* TASK GOAL *
Copy the listing exactly; drop the pictures.

* EXERCISE MATERIAL *

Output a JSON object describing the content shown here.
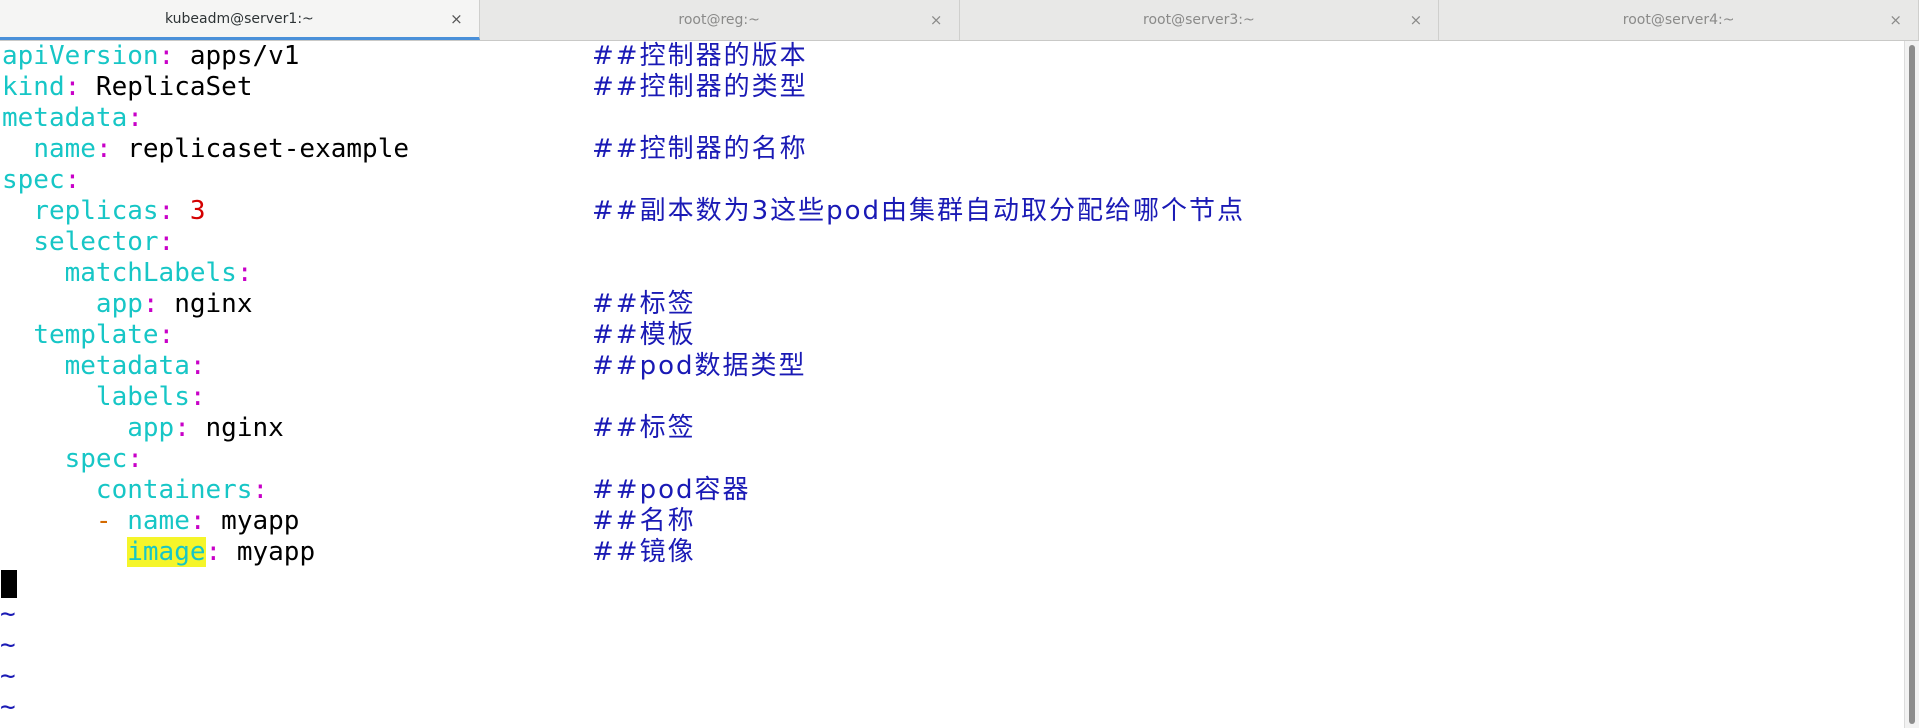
{
  "tabs": [
    {
      "label": "kubeadm@server1:~",
      "close": "×",
      "active": true
    },
    {
      "label": "root@reg:~",
      "close": "×",
      "active": false
    },
    {
      "label": "root@server3:~",
      "close": "×",
      "active": false
    },
    {
      "label": "root@server4:~",
      "close": "×",
      "active": false
    }
  ],
  "editor": {
    "lines": [
      {
        "indent": "",
        "dash": "",
        "key": "apiVersion",
        "colon": ":",
        "value": " apps/v1",
        "comment": "##控制器的版本"
      },
      {
        "indent": "",
        "dash": "",
        "key": "kind",
        "colon": ":",
        "value": " ReplicaSet",
        "comment": "##控制器的类型"
      },
      {
        "indent": "",
        "dash": "",
        "key": "metadata",
        "colon": ":",
        "value": "",
        "comment": ""
      },
      {
        "indent": "  ",
        "dash": "",
        "key": "name",
        "colon": ":",
        "value": " replicaset-example",
        "comment": "##控制器的名称"
      },
      {
        "indent": "",
        "dash": "",
        "key": "spec",
        "colon": ":",
        "value": "",
        "comment": ""
      },
      {
        "indent": "  ",
        "dash": "",
        "key": "replicas",
        "colon": ":",
        "value": " 3",
        "comment": "##副本数为3这些pod由集群自动取分配给哪个节点"
      },
      {
        "indent": "  ",
        "dash": "",
        "key": "selector",
        "colon": ":",
        "value": "",
        "comment": ""
      },
      {
        "indent": "    ",
        "dash": "",
        "key": "matchLabels",
        "colon": ":",
        "value": "",
        "comment": ""
      },
      {
        "indent": "      ",
        "dash": "",
        "key": "app",
        "colon": ":",
        "value": " nginx",
        "comment": "##标签"
      },
      {
        "indent": "  ",
        "dash": "",
        "key": "template",
        "colon": ":",
        "value": "",
        "comment": "##模板"
      },
      {
        "indent": "    ",
        "dash": "",
        "key": "metadata",
        "colon": ":",
        "value": "",
        "comment": "##pod数据类型"
      },
      {
        "indent": "      ",
        "dash": "",
        "key": "labels",
        "colon": ":",
        "value": "",
        "comment": ""
      },
      {
        "indent": "        ",
        "dash": "",
        "key": "app",
        "colon": ":",
        "value": " nginx",
        "comment": "##标签"
      },
      {
        "indent": "    ",
        "dash": "",
        "key": "spec",
        "colon": ":",
        "value": "",
        "comment": ""
      },
      {
        "indent": "      ",
        "dash": "",
        "key": "containers",
        "colon": ":",
        "value": "",
        "comment": "##pod容器"
      },
      {
        "indent": "      ",
        "dash": "- ",
        "key": "name",
        "colon": ":",
        "value": " myapp",
        "comment": "##名称"
      },
      {
        "indent": "        ",
        "dash": "",
        "key": "image",
        "colon": ":",
        "value": " myapp",
        "comment": "##镜像",
        "highlight": true
      }
    ],
    "empty_line_markers": [
      "~",
      "~",
      "~",
      "~"
    ]
  },
  "colors": {
    "key": "#17c6c6",
    "colon": "#c800c8",
    "number": "#d40000",
    "comment": "#1a1ab5",
    "search_highlight": "#f5f52a",
    "active_tab_indicator": "#4a90d9"
  }
}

* OUTPUT FOR THIS EXERCISE *
Output a JSON object describing the content shown here.
{
  "tabs": [
    {
      "label": "kubeadm@server1:~",
      "close": "×",
      "active": true
    },
    {
      "label": "root@reg:~",
      "close": "×",
      "active": false
    },
    {
      "label": "root@server3:~",
      "close": "×",
      "active": false
    },
    {
      "label": "root@server4:~",
      "close": "×",
      "active": false
    }
  ],
  "editor": {
    "lines": [
      {
        "indent": "",
        "dash": "",
        "key": "apiVersion",
        "colon": ":",
        "value": " apps/v1",
        "comment": "##控制器的版本"
      },
      {
        "indent": "",
        "dash": "",
        "key": "kind",
        "colon": ":",
        "value": " ReplicaSet",
        "comment": "##控制器的类型"
      },
      {
        "indent": "",
        "dash": "",
        "key": "metadata",
        "colon": ":",
        "value": "",
        "comment": ""
      },
      {
        "indent": "  ",
        "dash": "",
        "key": "name",
        "colon": ":",
        "value": " replicaset-example",
        "comment": "##控制器的名称"
      },
      {
        "indent": "",
        "dash": "",
        "key": "spec",
        "colon": ":",
        "value": "",
        "comment": ""
      },
      {
        "indent": "  ",
        "dash": "",
        "key": "replicas",
        "colon": ":",
        "value": " 3",
        "comment": "##副本数为3这些pod由集群自动取分配给哪个节点"
      },
      {
        "indent": "  ",
        "dash": "",
        "key": "selector",
        "colon": ":",
        "value": "",
        "comment": ""
      },
      {
        "indent": "    ",
        "dash": "",
        "key": "matchLabels",
        "colon": ":",
        "value": "",
        "comment": ""
      },
      {
        "indent": "      ",
        "dash": "",
        "key": "app",
        "colon": ":",
        "value": " nginx",
        "comment": "##标签"
      },
      {
        "indent": "  ",
        "dash": "",
        "key": "template",
        "colon": ":",
        "value": "",
        "comment": "##模板"
      },
      {
        "indent": "    ",
        "dash": "",
        "key": "metadata",
        "colon": ":",
        "value": "",
        "comment": "##pod数据类型"
      },
      {
        "indent": "      ",
        "dash": "",
        "key": "labels",
        "colon": ":",
        "value": "",
        "comment": ""
      },
      {
        "indent": "        ",
        "dash": "",
        "key": "app",
        "colon": ":",
        "value": " nginx",
        "comment": "##标签"
      },
      {
        "indent": "    ",
        "dash": "",
        "key": "spec",
        "colon": ":",
        "value": "",
        "comment": ""
      },
      {
        "indent": "      ",
        "dash": "",
        "key": "containers",
        "colon": ":",
        "value": "",
        "comment": "##pod容器"
      },
      {
        "indent": "      ",
        "dash": "- ",
        "key": "name",
        "colon": ":",
        "value": " myapp",
        "comment": "##名称"
      },
      {
        "indent": "        ",
        "dash": "",
        "key": "image",
        "colon": ":",
        "value": " myapp",
        "comment": "##镜像",
        "highlight": true
      }
    ],
    "empty_line_markers": [
      "~",
      "~",
      "~",
      "~"
    ]
  },
  "colors": {
    "key": "#17c6c6",
    "colon": "#c800c8",
    "number": "#d40000",
    "comment": "#1a1ab5",
    "search_highlight": "#f5f52a",
    "active_tab_indicator": "#4a90d9"
  }
}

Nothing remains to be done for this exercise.